Yesterday was Father’s Day – a day set aside to recognize the impact men have on the lives of their children. Like most dads, I spent time with my boys, watched a little of the U.S. Open (a bit of a tradition in my house), and grilled up some steaks. All in all, a very good day.
To me, however, Father’s Day means much more than the traditional celebrations. Like many people, my wife Sandy and I struggled to get pregnant. In fact, over the course of five years we endured the following: two “normal” miscarriages, two ectopic pregnancies – one of which threatened Sandy’s life, and lost a baby at 22 weeks. After working with several doctors and taking many tests, we were finally blessed with our twin boys, Drew and Mitch.
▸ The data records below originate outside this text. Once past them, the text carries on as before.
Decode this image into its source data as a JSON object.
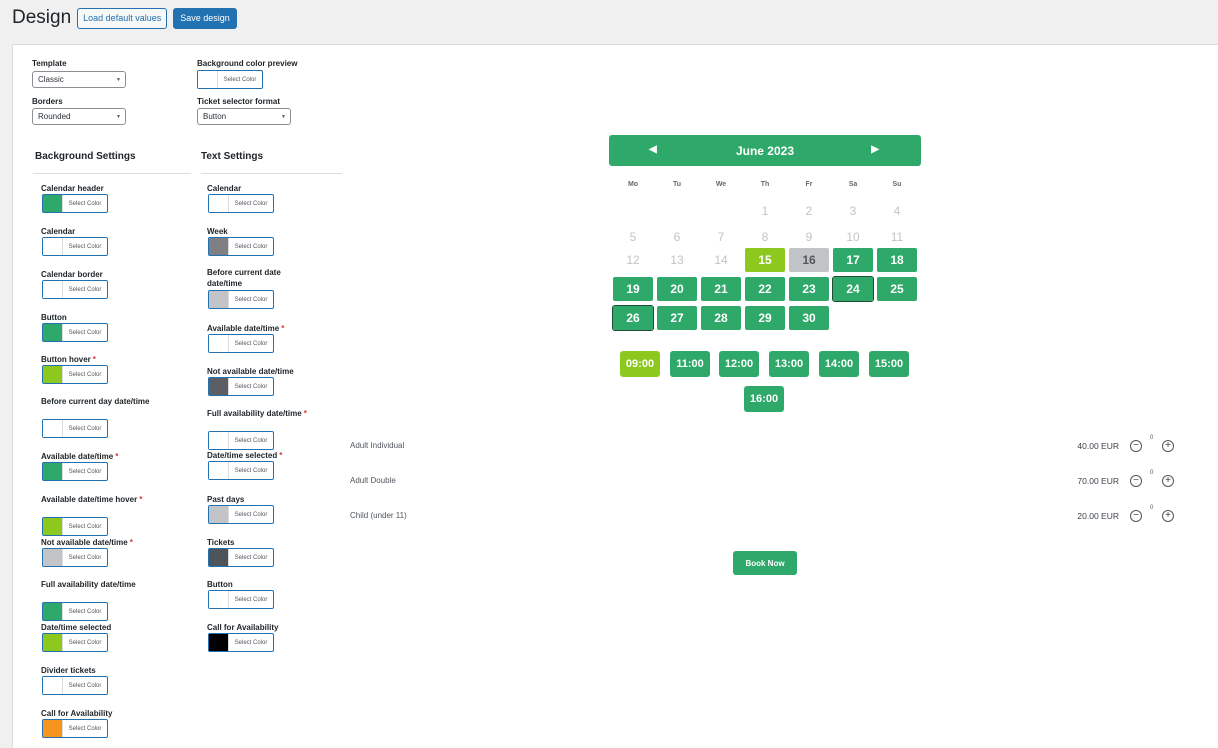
{
  "header": {
    "title": "Design",
    "load_defaults_label": "Load default values",
    "save_label": "Save design"
  },
  "settings": {
    "template_label": "Template",
    "template_value": "Classic",
    "borders_label": "Borders",
    "borders_value": "Rounded",
    "bg_preview_label": "Background color preview",
    "ticket_format_label": "Ticket selector format",
    "ticket_format_value": "Button"
  },
  "select_color_text": "Select Color",
  "background_settings": {
    "title": "Background Settings",
    "items": [
      {
        "label": "Calendar header",
        "required": false,
        "color": "#2ea96a"
      },
      {
        "label": "Calendar",
        "required": false,
        "color": "#ffffff"
      },
      {
        "label": "Calendar border",
        "required": false,
        "color": "#ffffff"
      },
      {
        "label": "Button",
        "required": false,
        "color": "#2ea96a"
      },
      {
        "label": "Button hover",
        "required": true,
        "color": "#8cc81d"
      },
      {
        "label": "Before current day date/time",
        "required": false,
        "color": "#ffffff"
      },
      {
        "label": "Available date/time",
        "required": true,
        "color": "#2ea96a"
      },
      {
        "label": "Available date/time hover",
        "required": true,
        "color": "#8cc81d"
      },
      {
        "label": "Not available date/time",
        "required": true,
        "color": "#c3c4c7"
      },
      {
        "label": "Full availability date/time",
        "required": false,
        "color": "#2ea96a"
      },
      {
        "label": "Date/time selected",
        "required": false,
        "color": "#8cc81d"
      },
      {
        "label": "Divider tickets",
        "required": false,
        "color": "#ffffff"
      },
      {
        "label": "Call for Availability",
        "required": false,
        "color": "#f7941d"
      }
    ]
  },
  "text_settings": {
    "title": "Text Settings",
    "items": [
      {
        "label": "Calendar",
        "required": false,
        "color": "#ffffff"
      },
      {
        "label": "Week",
        "required": false,
        "color": "#7e8083"
      },
      {
        "label": "Before current date date/time",
        "required": false,
        "color": "#c3c4c7"
      },
      {
        "label": "Available date/time",
        "required": true,
        "color": "#ffffff"
      },
      {
        "label": "Not available date/time",
        "required": false,
        "color": "#5b5e62"
      },
      {
        "label": "Full availability date/time",
        "required": true,
        "color": "#ffffff"
      },
      {
        "label": "Date/time selected",
        "required": true,
        "color": "#ffffff"
      },
      {
        "label": "Past days",
        "required": false,
        "color": "#c3c4c7"
      },
      {
        "label": "Tickets",
        "required": false,
        "color": "#4f5458"
      },
      {
        "label": "Button",
        "required": false,
        "color": "#ffffff"
      },
      {
        "label": "Call for Availability",
        "required": false,
        "color": "#000000"
      }
    ]
  },
  "calendar": {
    "month_label": "June 2023",
    "weekdays": [
      "Mo",
      "Tu",
      "We",
      "Th",
      "Fr",
      "Sa",
      "Su"
    ],
    "days": [
      {
        "n": "1",
        "state": "past",
        "col": 3,
        "row": 0
      },
      {
        "n": "2",
        "state": "past",
        "col": 4,
        "row": 0
      },
      {
        "n": "3",
        "state": "past",
        "col": 5,
        "row": 0
      },
      {
        "n": "4",
        "state": "past",
        "col": 6,
        "row": 0
      },
      {
        "n": "5",
        "state": "past",
        "col": 0,
        "row": 1
      },
      {
        "n": "6",
        "state": "past",
        "col": 1,
        "row": 1
      },
      {
        "n": "7",
        "state": "past",
        "col": 2,
        "row": 1
      },
      {
        "n": "8",
        "state": "past",
        "col": 3,
        "row": 1
      },
      {
        "n": "9",
        "state": "past",
        "col": 4,
        "row": 1
      },
      {
        "n": "10",
        "state": "past",
        "col": 5,
        "row": 1
      },
      {
        "n": "11",
        "state": "past",
        "col": 6,
        "row": 1
      },
      {
        "n": "12",
        "state": "past",
        "col": 0,
        "row": 2
      },
      {
        "n": "13",
        "state": "past",
        "col": 1,
        "row": 2
      },
      {
        "n": "14",
        "state": "past",
        "col": 2,
        "row": 2
      },
      {
        "n": "15",
        "state": "sel",
        "col": 3,
        "row": 2
      },
      {
        "n": "16",
        "state": "na",
        "col": 4,
        "row": 2
      },
      {
        "n": "17",
        "state": "avail",
        "col": 5,
        "row": 2
      },
      {
        "n": "18",
        "state": "avail",
        "col": 6,
        "row": 2
      },
      {
        "n": "19",
        "state": "avail",
        "col": 0,
        "row": 3
      },
      {
        "n": "20",
        "state": "avail",
        "col": 1,
        "row": 3
      },
      {
        "n": "21",
        "state": "avail",
        "col": 2,
        "row": 3
      },
      {
        "n": "22",
        "state": "avail",
        "col": 3,
        "row": 3
      },
      {
        "n": "23",
        "state": "avail",
        "col": 4,
        "row": 3
      },
      {
        "n": "24",
        "state": "avail bordered",
        "col": 5,
        "row": 3
      },
      {
        "n": "25",
        "state": "avail",
        "col": 6,
        "row": 3
      },
      {
        "n": "26",
        "state": "avail bordered",
        "col": 0,
        "row": 4
      },
      {
        "n": "27",
        "state": "avail",
        "col": 1,
        "row": 4
      },
      {
        "n": "28",
        "state": "avail",
        "col": 2,
        "row": 4
      },
      {
        "n": "29",
        "state": "avail",
        "col": 3,
        "row": 4
      },
      {
        "n": "30",
        "state": "avail",
        "col": 4,
        "row": 4
      }
    ],
    "times": [
      {
        "label": "09:00",
        "selected": true
      },
      {
        "label": "11:00",
        "selected": false
      },
      {
        "label": "12:00",
        "selected": false
      },
      {
        "label": "13:00",
        "selected": false
      },
      {
        "label": "14:00",
        "selected": false
      },
      {
        "label": "15:00",
        "selected": false
      },
      {
        "label": "16:00",
        "selected": false
      }
    ]
  },
  "tickets": [
    {
      "name": "Adult Individual",
      "price": "40.00 EUR",
      "qty": "0"
    },
    {
      "name": "Adult Double",
      "price": "70.00 EUR",
      "qty": "0"
    },
    {
      "name": "Child (under 11)",
      "price": "20.00 EUR",
      "qty": "0"
    }
  ],
  "book_label": "Book Now"
}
It was truly the most difficult – and most rewarding – journey of my life.
Today, those boys are young men of 13 who straddle that hormonal line of puberty as gracefully as possible. On any given day they bring me joy, thought, frustration, laughter, irritation, and pride. In other words, they are reflections of me and our journey through life together.
As they continue to grow, my sincere hope is that I have imparted the following lessons from my life to them:
People are generally good if you give them the chance
It’s important to take chances – a life of regret is not worth living
Work hard – not because you have to, but because it brings you pride in knowing you’ve done your best
Not every moment of every day needs to be filled with activity. Learn to not only enjoy silence, but embrace it to fuel your creative thought.
Doing things for people, especially spontaneous acts of selflessness, is one of the greatest joys in life
The world owes you nothing. If you want something, you must work to get it and work even harder to hold on to it.
Focus on people – look at them squarely in the eye, pay attention to them, and listen not only to their words, but their heart
Learning to show people you love them through actions is far more important than uttering the words, "I love you."
Have the courage to be your own man. In the long run, you’ll be much happier learning from your own mistakes than paying the price for going along with the mistakes of others.
Know that you are loved without reservation and nothing will ever change that
By the same token, I’ve learned quite a bit from them – mainly what it means to be a father:
Tossing around a baseball/kicking a soccer ball and talking solves almost every problem
A silent hug in a moment of sadness can say more than words ever could
The two words “Daddy’s home” screamed at top volume is easily the greatest salve for a difficult business trip
Teaching you to do things – simple repairs, grilling food, and mowing the lawn – has taught me patience…in abundance
I realize this has little to do with marketing, branding, or the promotional products industry. Some might even argue that this blog isn’t the “right” vehicle for this Father’s Day missive. However, look again at those lessons and tell me that the vast majority of them only apply to fatherhood.